Static code analysis is the process of detecting errors and defects in software's source code. Static analysis can be viewed as an automated code review process. Let's speak on the code review now.
Code review is one of the oldest and safest methods of defect detection. It deals with joint attentive reading of the source code and giving recommendations on how to improve it. This process reveals errors or code fragments that can become errors in future. It is also considered that the code's author should not give explanations on how a certain program part works. The program's execution algorithm should be clear directly from the program text and comments. If it is not so, the code needs improving.
The code review usually works well because programmers can notice errors in somebody else's code much easier than in their own's. To learn more about the code review method, please see a wonderful book "Code Complete" by Steve McConnell .
The only crucial disadvantage of the joint code review method is an extremely high price: you need to gather several programmers at regular times to review a fresh code or re-review a code after recommended changes have been applied to it. The programmers also need to have a rest regularly, as their attention might quickly weaken if they review large code fragments at a time, so there will be no use of code review then.
It appears that - on the one hand - you want to review your code regularly. On the other hand, it is too expensive. Static code analysis tools are a compromise solution. They can tirelessly handle source texts of programs and give recommendations to the programmer on what code fragments he/she should consider. Of course, a program can never replace complete code review performed by a team of programmers, but the ratio use/price makes usage of static analysis a rather good practice exploited by many companies.
The tasks solved by static code analysis software can be divided into 3 categories:
There are also other ways of using static code analysis tools. For instance, static analysis can be used as a method to control and teach new workers who are not yet familiar enough with the company's programming rules.
There are a lot of commercial and free static code analyzers. The Wikipedia website contains a large list of static analyzers: List of tools for static code analysis. The list of languages static code analyzers support is great too (C, C++, C#, Java, Ada, Fortran, Perl, Ruby, ...).

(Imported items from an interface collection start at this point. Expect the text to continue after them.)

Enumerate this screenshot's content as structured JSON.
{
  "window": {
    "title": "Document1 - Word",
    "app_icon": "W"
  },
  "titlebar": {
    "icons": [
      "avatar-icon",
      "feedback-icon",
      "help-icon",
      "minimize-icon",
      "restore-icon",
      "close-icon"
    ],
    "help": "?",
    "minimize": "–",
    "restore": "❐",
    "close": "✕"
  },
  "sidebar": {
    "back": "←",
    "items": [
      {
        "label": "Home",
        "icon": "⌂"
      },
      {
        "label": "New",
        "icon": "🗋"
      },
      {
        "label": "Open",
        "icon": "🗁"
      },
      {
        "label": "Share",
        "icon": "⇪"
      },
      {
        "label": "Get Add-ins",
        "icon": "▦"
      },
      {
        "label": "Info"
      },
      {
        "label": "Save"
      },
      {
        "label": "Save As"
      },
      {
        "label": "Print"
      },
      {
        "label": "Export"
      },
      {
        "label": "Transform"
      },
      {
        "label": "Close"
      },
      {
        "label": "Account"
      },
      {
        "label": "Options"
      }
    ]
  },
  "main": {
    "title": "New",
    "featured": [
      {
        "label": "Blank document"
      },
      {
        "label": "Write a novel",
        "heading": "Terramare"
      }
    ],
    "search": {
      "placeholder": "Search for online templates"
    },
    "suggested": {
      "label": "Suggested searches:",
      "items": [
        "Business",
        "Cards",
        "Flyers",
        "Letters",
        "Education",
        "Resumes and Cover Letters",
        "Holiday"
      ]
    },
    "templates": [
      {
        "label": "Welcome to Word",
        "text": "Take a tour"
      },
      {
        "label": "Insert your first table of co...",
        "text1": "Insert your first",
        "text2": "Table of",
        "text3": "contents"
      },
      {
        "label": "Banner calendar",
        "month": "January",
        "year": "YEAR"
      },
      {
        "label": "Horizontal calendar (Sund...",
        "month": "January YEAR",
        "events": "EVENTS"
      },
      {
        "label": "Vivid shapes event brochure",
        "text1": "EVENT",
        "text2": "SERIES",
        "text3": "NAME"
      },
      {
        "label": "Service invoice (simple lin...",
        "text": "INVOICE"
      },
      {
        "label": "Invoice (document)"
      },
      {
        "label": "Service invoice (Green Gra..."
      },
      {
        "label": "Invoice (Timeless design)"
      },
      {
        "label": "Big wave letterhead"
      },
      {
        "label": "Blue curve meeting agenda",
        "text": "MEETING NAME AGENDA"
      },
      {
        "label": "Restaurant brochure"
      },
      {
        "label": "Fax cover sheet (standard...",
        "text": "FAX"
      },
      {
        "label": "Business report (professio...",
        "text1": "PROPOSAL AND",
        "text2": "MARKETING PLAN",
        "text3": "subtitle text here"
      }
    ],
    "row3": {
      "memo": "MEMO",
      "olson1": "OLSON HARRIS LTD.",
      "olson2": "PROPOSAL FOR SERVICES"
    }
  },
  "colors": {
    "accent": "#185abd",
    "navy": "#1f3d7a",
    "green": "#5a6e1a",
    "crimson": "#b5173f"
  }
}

Like any other error detection methodology, static analysis has its strong and weak points. You should understand that there are no ideal software testing methods. Different methods will produce different results for different software classes. Only combining various methods will enable you to achieve the highest quality of your software.
The main advantage of static analysis is this: it enables you to greatly reduce the price of eliminating defects in software. The earlier an error is detected, the lower the price to fix it. Thus, according to the data given in the book "Code Complete" by McConnell, fixing an error at the stage of testing costs ten times more than at the code writing stage:

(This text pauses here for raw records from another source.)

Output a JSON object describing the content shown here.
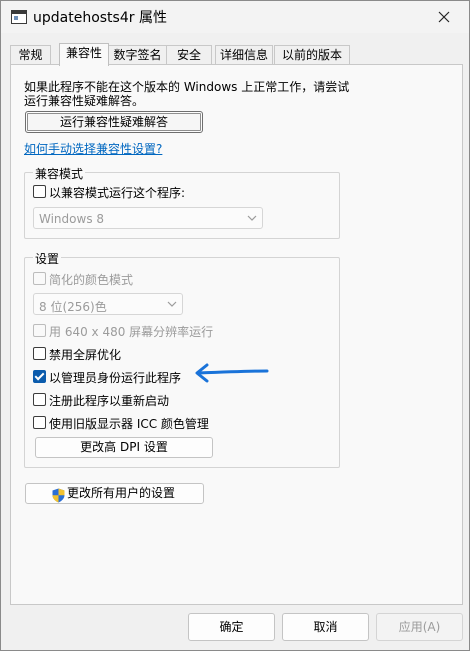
{
  "window": {
    "title": "updatehosts4r 属性"
  },
  "tabs": [
    {
      "label": "常规"
    },
    {
      "label": "兼容性"
    },
    {
      "label": "数字签名"
    },
    {
      "label": "安全"
    },
    {
      "label": "详细信息"
    },
    {
      "label": "以前的版本"
    }
  ],
  "intro": {
    "line1": "如果此程序不能在这个版本的 Windows 上正常工作，请尝试",
    "line2": "运行兼容性疑难解答。"
  },
  "troubleshoot_button": "运行兼容性疑难解答",
  "manual_link": "如何手动选择兼容性设置?",
  "compat_mode": {
    "legend": "兼容模式",
    "checkbox_label": "以兼容模式运行这个程序:",
    "checked": false,
    "select_value": "Windows 8"
  },
  "settings": {
    "legend": "设置",
    "reduced_color_label": "简化的颜色模式",
    "color_select_value": "8 位(256)色",
    "res640_label": "用 640 x 480 屏幕分辨率运行",
    "disable_fullscreen_label": "禁用全屏优化",
    "run_as_admin_label": "以管理员身份运行此程序",
    "run_as_admin_checked": true,
    "register_restart_label": "注册此程序以重新启动",
    "legacy_icc_label": "使用旧版显示器 ICC 颜色管理",
    "high_dpi_button": "更改高 DPI 设置"
  },
  "all_users_button": "更改所有用户的设置",
  "footer": {
    "ok": "确定",
    "cancel": "取消",
    "apply": "应用(A)"
  },
  "colors": {
    "accent": "#0b5cad",
    "annotation_arrow": "#1a73d9",
    "link": "#0067c0"
  }
}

Figure 1. An average cost of fixing defects depending on the time they have been made and detected (the data for the table are taken from the book "Code Complete" by S. McConnell).
Static analysis tools allow you to quickly detect a lot of errors of the coding stage, which significantly reduces the cost of development of the whole project. For example, the PVS-Studio static code analyzer can run in background right after compilation is done and tell the programmer about potential errors if there are any (see incremental analysis mode).
Other static code analysis' advantages are the following:
Static code analysis' disadvantages
Errors detected by static analyzers are rather diverse. Here is, for example, the list of diagnostics implemented in the PVS-Studio tool. Some analyzers focus on a certain area or type of defects, while others support certain coding standards, for instance, MISRA-C:1998, MISRA-C:2004, Sutter-Alexandrescu Rules, Meyers-Klaus Rules, etc.
The sphere of static analysis is actively developing; new diagnostic rules and standards appear, while some rules get obsolete. That's why there is no sense in trying to compare analyzers on the basis of defects they can detect. The only way to compare tools is to check them on a set of projects and count the number of real errors they have found. This subject is discussed in detail in the article "Difficulties of comparing code analyzers, or don't forget about usability".